### [What you should do]
The answer must consist solely of the lines from the one containing "Output a JSON" to the end of the entries below, repeated exactly.

### [Listed entries]
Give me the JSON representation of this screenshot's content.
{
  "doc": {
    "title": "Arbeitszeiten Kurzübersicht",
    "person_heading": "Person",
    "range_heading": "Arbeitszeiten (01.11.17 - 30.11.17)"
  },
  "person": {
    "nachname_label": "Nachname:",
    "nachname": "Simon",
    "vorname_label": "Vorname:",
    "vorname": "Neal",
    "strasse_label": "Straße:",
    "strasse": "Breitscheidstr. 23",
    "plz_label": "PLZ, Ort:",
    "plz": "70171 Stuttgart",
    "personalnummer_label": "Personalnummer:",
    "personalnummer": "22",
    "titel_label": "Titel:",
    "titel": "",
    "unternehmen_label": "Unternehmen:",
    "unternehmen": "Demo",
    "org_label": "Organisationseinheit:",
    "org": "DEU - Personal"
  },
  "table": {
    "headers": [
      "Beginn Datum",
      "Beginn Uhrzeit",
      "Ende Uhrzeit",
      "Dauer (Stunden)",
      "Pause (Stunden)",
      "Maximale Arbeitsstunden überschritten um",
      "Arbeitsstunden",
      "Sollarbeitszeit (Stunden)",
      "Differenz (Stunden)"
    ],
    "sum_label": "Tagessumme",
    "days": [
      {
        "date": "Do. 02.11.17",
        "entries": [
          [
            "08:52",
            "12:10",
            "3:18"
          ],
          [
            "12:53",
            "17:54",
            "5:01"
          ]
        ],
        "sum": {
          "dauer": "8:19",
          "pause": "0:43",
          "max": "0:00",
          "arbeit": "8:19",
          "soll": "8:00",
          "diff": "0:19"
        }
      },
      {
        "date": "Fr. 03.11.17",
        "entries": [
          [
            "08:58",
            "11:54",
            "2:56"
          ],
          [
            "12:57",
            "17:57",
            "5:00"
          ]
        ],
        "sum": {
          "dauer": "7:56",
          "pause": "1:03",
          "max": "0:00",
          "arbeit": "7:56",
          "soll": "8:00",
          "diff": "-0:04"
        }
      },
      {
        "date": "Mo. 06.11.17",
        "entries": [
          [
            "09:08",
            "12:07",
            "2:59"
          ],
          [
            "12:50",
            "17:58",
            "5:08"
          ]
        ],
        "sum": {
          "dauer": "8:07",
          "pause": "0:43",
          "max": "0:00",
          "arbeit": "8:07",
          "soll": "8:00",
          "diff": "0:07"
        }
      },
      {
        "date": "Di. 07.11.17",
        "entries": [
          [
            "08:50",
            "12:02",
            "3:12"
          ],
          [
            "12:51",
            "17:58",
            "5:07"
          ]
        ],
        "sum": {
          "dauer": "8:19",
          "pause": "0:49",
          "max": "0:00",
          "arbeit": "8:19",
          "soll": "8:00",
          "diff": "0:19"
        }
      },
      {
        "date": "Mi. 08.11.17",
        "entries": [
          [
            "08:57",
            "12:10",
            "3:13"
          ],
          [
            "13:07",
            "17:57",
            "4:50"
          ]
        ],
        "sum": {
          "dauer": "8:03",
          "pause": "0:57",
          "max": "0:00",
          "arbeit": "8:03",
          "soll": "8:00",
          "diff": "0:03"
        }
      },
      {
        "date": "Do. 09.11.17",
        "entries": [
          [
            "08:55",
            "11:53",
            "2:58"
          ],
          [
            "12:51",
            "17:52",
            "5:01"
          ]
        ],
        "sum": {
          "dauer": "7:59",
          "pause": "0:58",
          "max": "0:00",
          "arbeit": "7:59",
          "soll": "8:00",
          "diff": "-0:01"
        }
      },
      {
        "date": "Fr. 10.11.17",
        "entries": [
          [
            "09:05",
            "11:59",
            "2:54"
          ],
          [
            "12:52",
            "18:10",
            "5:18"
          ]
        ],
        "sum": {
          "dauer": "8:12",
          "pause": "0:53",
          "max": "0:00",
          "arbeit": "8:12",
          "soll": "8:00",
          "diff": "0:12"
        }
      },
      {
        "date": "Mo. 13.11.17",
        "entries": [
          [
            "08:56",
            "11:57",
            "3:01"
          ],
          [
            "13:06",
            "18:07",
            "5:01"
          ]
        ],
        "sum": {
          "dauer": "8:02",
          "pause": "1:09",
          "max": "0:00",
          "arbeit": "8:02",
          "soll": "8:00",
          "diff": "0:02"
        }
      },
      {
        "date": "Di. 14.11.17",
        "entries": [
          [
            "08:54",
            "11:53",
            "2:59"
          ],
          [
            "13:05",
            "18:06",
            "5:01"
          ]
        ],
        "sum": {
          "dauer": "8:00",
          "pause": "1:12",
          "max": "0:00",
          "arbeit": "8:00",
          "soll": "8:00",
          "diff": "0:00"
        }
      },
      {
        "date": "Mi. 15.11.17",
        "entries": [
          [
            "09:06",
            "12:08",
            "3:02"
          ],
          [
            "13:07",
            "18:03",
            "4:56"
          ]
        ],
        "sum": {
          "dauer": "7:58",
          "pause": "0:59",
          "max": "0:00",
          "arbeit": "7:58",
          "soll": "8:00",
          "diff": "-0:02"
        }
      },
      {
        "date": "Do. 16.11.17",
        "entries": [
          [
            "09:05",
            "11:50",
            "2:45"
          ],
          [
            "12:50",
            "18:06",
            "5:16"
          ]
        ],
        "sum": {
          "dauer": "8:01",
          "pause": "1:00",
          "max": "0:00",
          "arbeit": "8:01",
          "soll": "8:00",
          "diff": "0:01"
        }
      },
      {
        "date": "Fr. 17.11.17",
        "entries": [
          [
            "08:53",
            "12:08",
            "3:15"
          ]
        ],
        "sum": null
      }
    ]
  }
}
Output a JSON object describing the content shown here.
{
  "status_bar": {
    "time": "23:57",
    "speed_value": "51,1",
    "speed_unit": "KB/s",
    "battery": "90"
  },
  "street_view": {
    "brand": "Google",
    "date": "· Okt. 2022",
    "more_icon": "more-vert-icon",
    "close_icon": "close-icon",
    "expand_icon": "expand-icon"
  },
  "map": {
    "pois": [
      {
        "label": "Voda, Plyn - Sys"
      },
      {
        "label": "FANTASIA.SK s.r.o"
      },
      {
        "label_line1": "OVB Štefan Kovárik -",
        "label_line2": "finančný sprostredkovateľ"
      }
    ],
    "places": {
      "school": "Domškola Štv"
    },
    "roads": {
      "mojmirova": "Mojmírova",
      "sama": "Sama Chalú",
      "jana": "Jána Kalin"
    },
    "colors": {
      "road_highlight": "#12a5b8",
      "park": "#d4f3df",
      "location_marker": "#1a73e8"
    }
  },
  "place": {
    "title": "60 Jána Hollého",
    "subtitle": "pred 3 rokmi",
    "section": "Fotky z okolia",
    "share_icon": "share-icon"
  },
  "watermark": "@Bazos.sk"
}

### [Solution to this exercise]
Output a JSON object describing the content shown here.
{
  "status_bar": {
    "time": "23:57",
    "speed_value": "51,1",
    "speed_unit": "KB/s",
    "battery": "90"
  },
  "street_view": {
    "brand": "Google",
    "date": "· Okt. 2022",
    "more_icon": "more-vert-icon",
    "close_icon": "close-icon",
    "expand_icon": "expand-icon"
  },
  "map": {
    "pois": [
      {
        "label": "Voda, Plyn - Sys"
      },
      {
        "label": "FANTASIA.SK s.r.o"
      },
      {
        "label_line1": "OVB Štefan Kovárik -",
        "label_line2": "finančný sprostredkovateľ"
      }
    ],
    "places": {
      "school": "Domškola Štv"
    },
    "roads": {
      "mojmirova": "Mojmírova",
      "sama": "Sama Chalú",
      "jana": "Jána Kalin"
    },
    "colors": {
      "road_highlight": "#12a5b8",
      "park": "#d4f3df",
      "location_marker": "#1a73e8"
    }
  },
  "place": {
    "title": "60 Jána Hollého",
    "subtitle": "pred 3 rokmi",
    "section": "Fotky z okolia",
    "share_icon": "share-icon"
  },
  "watermark": "@Bazos.sk"
}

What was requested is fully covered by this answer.